Many civil servants are put to telework during this period of covid19, companies are then faced with serious cyber-security challenges, especially those hackers who are ready to take advantage of this international crisis given that most of the disease related sites are created by cyber criminals.
Tragically, recordings related to COVID-19 have a 50% maximum chance of being made by hackers.
Almost all of these websites carry phishing scams that simultaneously exploit consumers and worried workers just to keep abreast of what’s going on.
Ransomware is also on the rise. Very recently, the tracking app called “COVID19 Tracker” was disguised as a geolocation tracker on the coronavirus outbreak. But the truth is more than that, in fact it is ransomware that has the ability to lock your cell phone and demand payment within 48 hours.
These threats caught the attention of the FBI, so it issued warnings about an increase in coronavirus-related crime.
Even though there is a great deal of information on the internet about COVID-19, teleworkers should avoid clicking on sites and links from unknown sources.
Be productive while working from home
- The coronavirus is straining the ability of employees to stay productive.

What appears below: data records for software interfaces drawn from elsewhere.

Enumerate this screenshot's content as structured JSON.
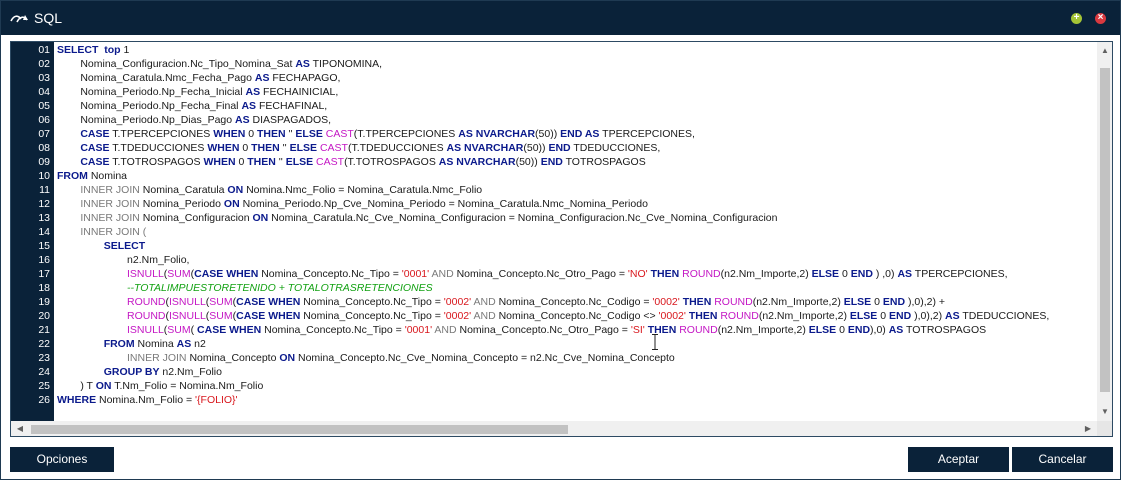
{
  "window": {
    "title": "SQL",
    "colors": {
      "titlebar": "#0a2239",
      "minimize": "#a4c436",
      "close": "#d9393f",
      "keyword": "#0b1a8c",
      "function": "#c417c4",
      "string": "#d8171d",
      "comment": "#12a112"
    },
    "icons": {
      "app": "route-arrows-icon",
      "minimize": "plus-icon",
      "close": "close-icon"
    },
    "minimize_glyph": "+",
    "close_glyph": "×"
  },
  "editor": {
    "line_numbers": [
      "01",
      "02",
      "03",
      "04",
      "05",
      "06",
      "07",
      "08",
      "09",
      "10",
      "11",
      "12",
      "13",
      "14",
      "15",
      "16",
      "17",
      "18",
      "19",
      "20",
      "21",
      "22",
      "23",
      "24",
      "25",
      "26"
    ],
    "lines": [
      [
        {
          "t": "kw",
          "v": "SELECT"
        },
        {
          "t": "plain",
          "v": "  "
        },
        {
          "t": "kw",
          "v": "top"
        },
        {
          "t": "plain",
          "v": " 1"
        }
      ],
      [
        {
          "t": "plain",
          "v": "        Nomina_Configuracion.Nc_Tipo_Nomina_Sat "
        },
        {
          "t": "kw",
          "v": "AS"
        },
        {
          "t": "plain",
          "v": " TIPONOMINA,"
        }
      ],
      [
        {
          "t": "plain",
          "v": "        Nomina_Caratula.Nmc_Fecha_Pago "
        },
        {
          "t": "kw",
          "v": "AS"
        },
        {
          "t": "plain",
          "v": " FECHAPAGO,"
        }
      ],
      [
        {
          "t": "plain",
          "v": "        Nomina_Periodo.Np_Fecha_Inicial "
        },
        {
          "t": "kw",
          "v": "AS"
        },
        {
          "t": "plain",
          "v": " FECHAINICIAL,"
        }
      ],
      [
        {
          "t": "plain",
          "v": "        Nomina_Periodo.Np_Fecha_Final "
        },
        {
          "t": "kw",
          "v": "AS"
        },
        {
          "t": "plain",
          "v": " FECHAFINAL,"
        }
      ],
      [
        {
          "t": "plain",
          "v": "        Nomina_Periodo.Np_Dias_Pago "
        },
        {
          "t": "kw",
          "v": "AS"
        },
        {
          "t": "plain",
          "v": " DIASPAGADOS,"
        }
      ],
      [
        {
          "t": "plain",
          "v": "        "
        },
        {
          "t": "kw",
          "v": "CASE"
        },
        {
          "t": "plain",
          "v": " T.TPERCEPCIONES "
        },
        {
          "t": "kw",
          "v": "WHEN"
        },
        {
          "t": "plain",
          "v": " 0 "
        },
        {
          "t": "kw",
          "v": "THEN"
        },
        {
          "t": "plain",
          "v": " '' "
        },
        {
          "t": "kw",
          "v": "ELSE"
        },
        {
          "t": "plain",
          "v": " "
        },
        {
          "t": "fn",
          "v": "CAST"
        },
        {
          "t": "plain",
          "v": "(T.TPERCEPCIONES "
        },
        {
          "t": "kw",
          "v": "AS NVARCHAR"
        },
        {
          "t": "plain",
          "v": "(50)) "
        },
        {
          "t": "kw",
          "v": "END AS"
        },
        {
          "t": "plain",
          "v": " TPERCEPCIONES,"
        }
      ],
      [
        {
          "t": "plain",
          "v": "        "
        },
        {
          "t": "kw",
          "v": "CASE"
        },
        {
          "t": "plain",
          "v": " T.TDEDUCCIONES "
        },
        {
          "t": "kw",
          "v": "WHEN"
        },
        {
          "t": "plain",
          "v": " 0 "
        },
        {
          "t": "kw",
          "v": "THEN"
        },
        {
          "t": "plain",
          "v": " '' "
        },
        {
          "t": "kw",
          "v": "ELSE"
        },
        {
          "t": "plain",
          "v": " "
        },
        {
          "t": "fn",
          "v": "CAST"
        },
        {
          "t": "plain",
          "v": "(T.TDEDUCCIONES "
        },
        {
          "t": "kw",
          "v": "AS NVARCHAR"
        },
        {
          "t": "plain",
          "v": "(50)) "
        },
        {
          "t": "kw",
          "v": "END"
        },
        {
          "t": "plain",
          "v": " TDEDUCCIONES,"
        }
      ],
      [
        {
          "t": "plain",
          "v": "        "
        },
        {
          "t": "kw",
          "v": "CASE"
        },
        {
          "t": "plain",
          "v": " T.TOTROSPAGOS "
        },
        {
          "t": "kw",
          "v": "WHEN"
        },
        {
          "t": "plain",
          "v": " 0 "
        },
        {
          "t": "kw",
          "v": "THEN"
        },
        {
          "t": "plain",
          "v": " '' "
        },
        {
          "t": "kw",
          "v": "ELSE"
        },
        {
          "t": "plain",
          "v": " "
        },
        {
          "t": "fn",
          "v": "CAST"
        },
        {
          "t": "plain",
          "v": "(T.TOTROSPAGOS "
        },
        {
          "t": "kw",
          "v": "AS NVARCHAR"
        },
        {
          "t": "plain",
          "v": "(50)) "
        },
        {
          "t": "kw",
          "v": "END"
        },
        {
          "t": "plain",
          "v": " TOTROSPAGOS"
        }
      ],
      [
        {
          "t": "kw",
          "v": "FROM"
        },
        {
          "t": "plain",
          "v": " Nomina"
        }
      ],
      [
        {
          "t": "plain",
          "v": "        "
        },
        {
          "t": "gray",
          "v": "INNER JOIN"
        },
        {
          "t": "plain",
          "v": " Nomina_Caratula "
        },
        {
          "t": "kw",
          "v": "ON"
        },
        {
          "t": "plain",
          "v": " Nomina.Nmc_Folio = Nomina_Caratula.Nmc_Folio"
        }
      ],
      [
        {
          "t": "plain",
          "v": "        "
        },
        {
          "t": "gray",
          "v": "INNER JOIN"
        },
        {
          "t": "plain",
          "v": " Nomina_Periodo "
        },
        {
          "t": "kw",
          "v": "ON"
        },
        {
          "t": "plain",
          "v": " Nomina_Periodo.Np_Cve_Nomina_Periodo = Nomina_Caratula.Nmc_Nomina_Periodo"
        }
      ],
      [
        {
          "t": "plain",
          "v": "        "
        },
        {
          "t": "gray",
          "v": "INNER JOIN"
        },
        {
          "t": "plain",
          "v": " Nomina_Configuracion "
        },
        {
          "t": "kw",
          "v": "ON"
        },
        {
          "t": "plain",
          "v": " Nomina_Caratula.Nc_Cve_Nomina_Configuracion = Nomina_Configuracion.Nc_Cve_Nomina_Configuracion"
        }
      ],
      [
        {
          "t": "plain",
          "v": "        "
        },
        {
          "t": "gray",
          "v": "INNER JOIN ("
        }
      ],
      [
        {
          "t": "plain",
          "v": "                "
        },
        {
          "t": "kw",
          "v": "SELECT"
        }
      ],
      [
        {
          "t": "plain",
          "v": "                        n2.Nm_Folio,"
        }
      ],
      [
        {
          "t": "plain",
          "v": "                        "
        },
        {
          "t": "fn",
          "v": "ISNULL"
        },
        {
          "t": "plain",
          "v": "("
        },
        {
          "t": "fn",
          "v": "SUM"
        },
        {
          "t": "plain",
          "v": "("
        },
        {
          "t": "kw",
          "v": "CASE WHEN"
        },
        {
          "t": "plain",
          "v": " Nomina_Concepto.Nc_Tipo = "
        },
        {
          "t": "str",
          "v": "'0001'"
        },
        {
          "t": "plain",
          "v": " "
        },
        {
          "t": "gray",
          "v": "AND"
        },
        {
          "t": "plain",
          "v": " Nomina_Concepto.Nc_Otro_Pago = "
        },
        {
          "t": "str",
          "v": "'NO'"
        },
        {
          "t": "plain",
          "v": " "
        },
        {
          "t": "kw",
          "v": "THEN"
        },
        {
          "t": "plain",
          "v": " "
        },
        {
          "t": "fn",
          "v": "ROUND"
        },
        {
          "t": "plain",
          "v": "(n2.Nm_Importe,2) "
        },
        {
          "t": "kw",
          "v": "ELSE"
        },
        {
          "t": "plain",
          "v": " 0 "
        },
        {
          "t": "kw",
          "v": "END"
        },
        {
          "t": "plain",
          "v": " ) ,0) "
        },
        {
          "t": "kw",
          "v": "AS"
        },
        {
          "t": "plain",
          "v": " TPERCEPCIONES,"
        }
      ],
      [
        {
          "t": "plain",
          "v": "                        "
        },
        {
          "t": "cm",
          "v": "--TOTALIMPUESTORETENIDO + TOTALOTRASRETENCIONES"
        }
      ],
      [
        {
          "t": "plain",
          "v": "                        "
        },
        {
          "t": "fn",
          "v": "ROUND"
        },
        {
          "t": "plain",
          "v": "("
        },
        {
          "t": "fn",
          "v": "ISNULL"
        },
        {
          "t": "plain",
          "v": "("
        },
        {
          "t": "fn",
          "v": "SUM"
        },
        {
          "t": "plain",
          "v": "("
        },
        {
          "t": "kw",
          "v": "CASE WHEN"
        },
        {
          "t": "plain",
          "v": " Nomina_Concepto.Nc_Tipo = "
        },
        {
          "t": "str",
          "v": "'0002'"
        },
        {
          "t": "plain",
          "v": " "
        },
        {
          "t": "gray",
          "v": "AND"
        },
        {
          "t": "plain",
          "v": " Nomina_Concepto.Nc_Codigo = "
        },
        {
          "t": "str",
          "v": "'0002'"
        },
        {
          "t": "plain",
          "v": " "
        },
        {
          "t": "kw",
          "v": "THEN"
        },
        {
          "t": "plain",
          "v": " "
        },
        {
          "t": "fn",
          "v": "ROUND"
        },
        {
          "t": "plain",
          "v": "(n2.Nm_Importe,2) "
        },
        {
          "t": "kw",
          "v": "ELSE"
        },
        {
          "t": "plain",
          "v": " 0 "
        },
        {
          "t": "kw",
          "v": "END"
        },
        {
          "t": "plain",
          "v": " ),0),2) +"
        }
      ],
      [
        {
          "t": "plain",
          "v": "                        "
        },
        {
          "t": "fn",
          "v": "ROUND"
        },
        {
          "t": "plain",
          "v": "("
        },
        {
          "t": "fn",
          "v": "ISNULL"
        },
        {
          "t": "plain",
          "v": "("
        },
        {
          "t": "fn",
          "v": "SUM"
        },
        {
          "t": "plain",
          "v": "("
        },
        {
          "t": "kw",
          "v": "CASE WHEN"
        },
        {
          "t": "plain",
          "v": " Nomina_Concepto.Nc_Tipo = "
        },
        {
          "t": "str",
          "v": "'0002'"
        },
        {
          "t": "plain",
          "v": " "
        },
        {
          "t": "gray",
          "v": "AND"
        },
        {
          "t": "plain",
          "v": " Nomina_Concepto.Nc_Codigo <> "
        },
        {
          "t": "str",
          "v": "'0002'"
        },
        {
          "t": "plain",
          "v": " "
        },
        {
          "t": "kw",
          "v": "THEN"
        },
        {
          "t": "plain",
          "v": " "
        },
        {
          "t": "fn",
          "v": "ROUND"
        },
        {
          "t": "plain",
          "v": "(n2.Nm_Importe,2) "
        },
        {
          "t": "kw",
          "v": "ELSE"
        },
        {
          "t": "plain",
          "v": " 0 "
        },
        {
          "t": "kw",
          "v": "END"
        },
        {
          "t": "plain",
          "v": " ),0),2) "
        },
        {
          "t": "kw",
          "v": "AS"
        },
        {
          "t": "plain",
          "v": " TDEDUCCIONES,"
        }
      ],
      [
        {
          "t": "plain",
          "v": "                        "
        },
        {
          "t": "fn",
          "v": "ISNULL"
        },
        {
          "t": "plain",
          "v": "("
        },
        {
          "t": "fn",
          "v": "SUM"
        },
        {
          "t": "plain",
          "v": "( "
        },
        {
          "t": "kw",
          "v": "CASE WHEN"
        },
        {
          "t": "plain",
          "v": " Nomina_Concepto.Nc_Tipo = "
        },
        {
          "t": "str",
          "v": "'0001'"
        },
        {
          "t": "plain",
          "v": " "
        },
        {
          "t": "gray",
          "v": "AND"
        },
        {
          "t": "plain",
          "v": " Nomina_Concepto.Nc_Otro_Pago = "
        },
        {
          "t": "str",
          "v": "'SI'"
        },
        {
          "t": "plain",
          "v": " "
        },
        {
          "t": "kw",
          "v": "THEN"
        },
        {
          "t": "plain",
          "v": " "
        },
        {
          "t": "fn",
          "v": "ROUND"
        },
        {
          "t": "plain",
          "v": "(n2.Nm_Importe,2) "
        },
        {
          "t": "kw",
          "v": "ELSE"
        },
        {
          "t": "plain",
          "v": " 0 "
        },
        {
          "t": "kw",
          "v": "END"
        },
        {
          "t": "plain",
          "v": "),0) "
        },
        {
          "t": "kw",
          "v": "AS"
        },
        {
          "t": "plain",
          "v": " TOTROSPAGOS"
        }
      ],
      [
        {
          "t": "plain",
          "v": "                "
        },
        {
          "t": "kw",
          "v": "FROM"
        },
        {
          "t": "plain",
          "v": " Nomina "
        },
        {
          "t": "kw",
          "v": "AS"
        },
        {
          "t": "plain",
          "v": " n2"
        }
      ],
      [
        {
          "t": "plain",
          "v": "                        "
        },
        {
          "t": "gray",
          "v": "INNER JOIN"
        },
        {
          "t": "plain",
          "v": " Nomina_Concepto "
        },
        {
          "t": "kw",
          "v": "ON"
        },
        {
          "t": "plain",
          "v": " Nomina_Concepto.Nc_Cve_Nomina_Concepto = n2.Nc_Cve_Nomina_Concepto"
        }
      ],
      [
        {
          "t": "plain",
          "v": "                "
        },
        {
          "t": "kw",
          "v": "GROUP BY"
        },
        {
          "t": "plain",
          "v": " n2.Nm_Folio"
        }
      ],
      [
        {
          "t": "plain",
          "v": "        ) T "
        },
        {
          "t": "kw",
          "v": "ON"
        },
        {
          "t": "plain",
          "v": " T.Nm_Folio = Nomina.Nm_Folio"
        }
      ],
      [
        {
          "t": "kw",
          "v": "WHERE"
        },
        {
          "t": "plain",
          "v": " Nomina.Nm_Folio = "
        },
        {
          "t": "str",
          "v": "'{FOLIO}'"
        }
      ]
    ],
    "scroll": {
      "up_icon": "chevron-up-icon",
      "down_icon": "chevron-down-icon",
      "left_icon": "chevron-left-icon",
      "right_icon": "chevron-right-icon",
      "up": "▲",
      "down": "▼",
      "left": "◀",
      "right": "▶"
    }
  },
  "footer": {
    "options_label": "Opciones",
    "accept_label": "Aceptar",
    "cancel_label": "Cancelar"
  }
}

Here are some tools that can help us increase our performance:
Create a workspace in your home, because setting up a workspace is a completely new experience that has effects to be appreciated.
- Upgrade on collaboration software. For the foreseeable future, internal teams are going to rely heavily on business software, whether it’s Microsoft Teams, Slack, or Salesforce.
- Video conferencing software such as Zoom and GoTo Meeting have become nearly indispensable for teams and colleagues looking to connect virtually face to face. Company employees will be provided with specific software used within the organization.
- Add the devices essential to productivity.
- Stay vigilant in terms of security. Besides respecting company security settings, the user should learn to disconnect from the network when not in use, use a strong password, and never click on an email that looks suspicious. Learn about COVID-19 from known sources, not from a stranger’s email.